ACI 318-11, Building Code Requirements for Structural Concrete, provides minimum coverage requirements that help protect embedded metals from corrosive materials. Chloride ions are the most extensively documented pollutant that can cause corrosion of metals in concrete. To mitigate corrosion of steel reinforcement, corrosion-inhibiting additives, coating the reinforcement with an epoxy resin, and using sealants and membranes on the concrete surface are some of the measures that can be taken. We will look at some of these measures and go beyond the most popular topic of corrosion, iron (Fe) and steel, to include aluminum (Al), zinc (Zn), and concrete.

Embedded prestressing cords, cables, lifting anchors, fixtures, rack angles and galvanized rebar can corrode enough to crack your concrete and masonry coatings. It accelerates the hydration of cement, which accelerates the development of strength and generates heat that can even prevent the concrete from initially freezing. The destruction of the passive layer occurs when the alkalinity of concrete is reduced or when the chloride concentration in concrete increases to a certain level. Edison patented portland cement mixtures in aluminum powder because subsequent reactions with the alkalis in portland cement release hydrogen gas creating foamed concrete useful for insulation purposes.

Electrons stay in the rod and flow to places called cathodes, where they combine with water and oxygen in concrete. As for stainless steel, type 316 is widely used for integrated reinforcing bars, and rebar suppliers should be able to advise on its relative advantages. Acidic solutions can cause attack and corrode steel, and regardless of pH it can cause corrosion in some grades of stainless steel, galvanized steel (by definition, galvanized coating is zinc) and aluminum. Work at FHWA (Clear 197) found that the conversion factor of acid-soluble chlorides to water-soluble chlorides could vary from 0.35 to 0.90, depending on the constituents and history of the concrete.

The amount of carbonation increases significantly in particular with a high water-cement ratio, low cement content, short curing period, low strength and highly permeable or porous paste.
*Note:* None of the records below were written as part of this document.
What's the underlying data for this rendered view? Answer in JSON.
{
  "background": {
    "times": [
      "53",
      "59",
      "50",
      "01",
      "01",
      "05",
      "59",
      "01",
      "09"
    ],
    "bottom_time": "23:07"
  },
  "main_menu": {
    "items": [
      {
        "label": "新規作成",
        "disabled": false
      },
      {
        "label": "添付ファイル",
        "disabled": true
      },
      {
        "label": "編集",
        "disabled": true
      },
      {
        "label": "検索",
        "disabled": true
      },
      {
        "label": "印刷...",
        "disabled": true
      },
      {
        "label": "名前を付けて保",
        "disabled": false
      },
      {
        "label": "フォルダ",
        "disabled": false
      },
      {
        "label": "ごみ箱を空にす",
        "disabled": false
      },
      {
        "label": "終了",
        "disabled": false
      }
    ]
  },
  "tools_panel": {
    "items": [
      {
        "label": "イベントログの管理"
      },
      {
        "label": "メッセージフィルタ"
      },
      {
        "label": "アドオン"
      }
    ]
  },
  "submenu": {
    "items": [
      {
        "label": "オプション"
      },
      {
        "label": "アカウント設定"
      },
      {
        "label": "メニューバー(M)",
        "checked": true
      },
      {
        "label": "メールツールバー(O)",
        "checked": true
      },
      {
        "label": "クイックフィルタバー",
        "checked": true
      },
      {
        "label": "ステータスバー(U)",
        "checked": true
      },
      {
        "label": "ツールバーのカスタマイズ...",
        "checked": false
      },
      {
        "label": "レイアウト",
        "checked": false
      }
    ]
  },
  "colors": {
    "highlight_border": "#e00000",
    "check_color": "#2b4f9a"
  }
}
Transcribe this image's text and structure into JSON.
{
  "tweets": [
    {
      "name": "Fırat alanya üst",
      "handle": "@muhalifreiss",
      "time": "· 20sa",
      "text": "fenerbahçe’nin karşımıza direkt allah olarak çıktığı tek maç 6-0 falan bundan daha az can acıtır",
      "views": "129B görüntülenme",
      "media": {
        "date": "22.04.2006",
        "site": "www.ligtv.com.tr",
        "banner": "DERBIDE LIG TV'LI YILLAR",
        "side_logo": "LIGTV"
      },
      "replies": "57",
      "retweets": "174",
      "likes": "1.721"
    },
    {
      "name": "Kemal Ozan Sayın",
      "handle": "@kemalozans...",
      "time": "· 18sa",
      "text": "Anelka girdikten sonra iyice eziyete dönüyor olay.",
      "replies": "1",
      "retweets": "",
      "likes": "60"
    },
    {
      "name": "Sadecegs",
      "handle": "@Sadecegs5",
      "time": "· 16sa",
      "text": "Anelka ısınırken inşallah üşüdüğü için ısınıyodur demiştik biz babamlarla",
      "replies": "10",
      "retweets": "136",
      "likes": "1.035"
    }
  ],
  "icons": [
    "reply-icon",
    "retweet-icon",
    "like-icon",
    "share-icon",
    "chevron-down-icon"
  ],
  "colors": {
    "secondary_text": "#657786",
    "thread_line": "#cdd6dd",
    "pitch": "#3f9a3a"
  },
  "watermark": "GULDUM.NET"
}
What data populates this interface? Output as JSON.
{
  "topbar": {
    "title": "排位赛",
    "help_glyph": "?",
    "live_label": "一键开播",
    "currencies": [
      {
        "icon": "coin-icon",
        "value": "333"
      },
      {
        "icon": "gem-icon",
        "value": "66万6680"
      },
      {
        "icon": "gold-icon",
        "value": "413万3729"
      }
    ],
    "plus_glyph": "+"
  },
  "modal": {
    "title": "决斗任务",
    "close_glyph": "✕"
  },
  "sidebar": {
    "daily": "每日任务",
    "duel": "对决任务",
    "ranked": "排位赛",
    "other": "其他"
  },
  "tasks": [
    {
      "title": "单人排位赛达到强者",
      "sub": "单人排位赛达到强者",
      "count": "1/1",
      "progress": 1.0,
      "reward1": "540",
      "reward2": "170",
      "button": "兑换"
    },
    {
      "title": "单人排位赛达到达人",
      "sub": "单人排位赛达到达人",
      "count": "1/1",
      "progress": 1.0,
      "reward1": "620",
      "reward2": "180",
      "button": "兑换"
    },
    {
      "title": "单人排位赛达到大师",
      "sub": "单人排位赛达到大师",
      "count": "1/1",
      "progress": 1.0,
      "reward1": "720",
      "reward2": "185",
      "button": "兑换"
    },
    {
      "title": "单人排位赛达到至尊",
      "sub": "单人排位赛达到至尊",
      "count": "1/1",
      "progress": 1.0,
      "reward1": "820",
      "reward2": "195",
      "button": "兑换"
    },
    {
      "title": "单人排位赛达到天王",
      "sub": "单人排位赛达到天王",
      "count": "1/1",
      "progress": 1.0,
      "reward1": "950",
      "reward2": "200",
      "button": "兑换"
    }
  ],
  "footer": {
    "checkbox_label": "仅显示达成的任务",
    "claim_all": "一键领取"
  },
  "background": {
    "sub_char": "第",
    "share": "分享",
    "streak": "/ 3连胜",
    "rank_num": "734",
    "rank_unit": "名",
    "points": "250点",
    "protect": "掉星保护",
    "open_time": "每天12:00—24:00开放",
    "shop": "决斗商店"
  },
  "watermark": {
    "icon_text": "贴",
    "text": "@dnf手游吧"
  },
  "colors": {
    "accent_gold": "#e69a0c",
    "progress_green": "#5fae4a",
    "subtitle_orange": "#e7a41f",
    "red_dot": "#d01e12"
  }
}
Specifically high quality, it has been estimated that carbonation will be carried out at a rate of up to 0.04 inches per year. In conclusion, it is important to take measures to protect embedded metals from corrosive materials such as chloride ions. Contacting a supplier of galvanized and stainless rebar is a good place to start as they have a wealth of experience in this issue. Additionally, corrosion-inhibiting additives, coating the reinforcement with an epoxy resin, and using sealants and membranes on the concrete surface are some other measures that can be taken.

Jack Brown
Jack Brown

Freelance beer maven. Hipster-friendly web ninja. Freelance pop culture maven. Award-winning music junkie. Amateur food evangelist.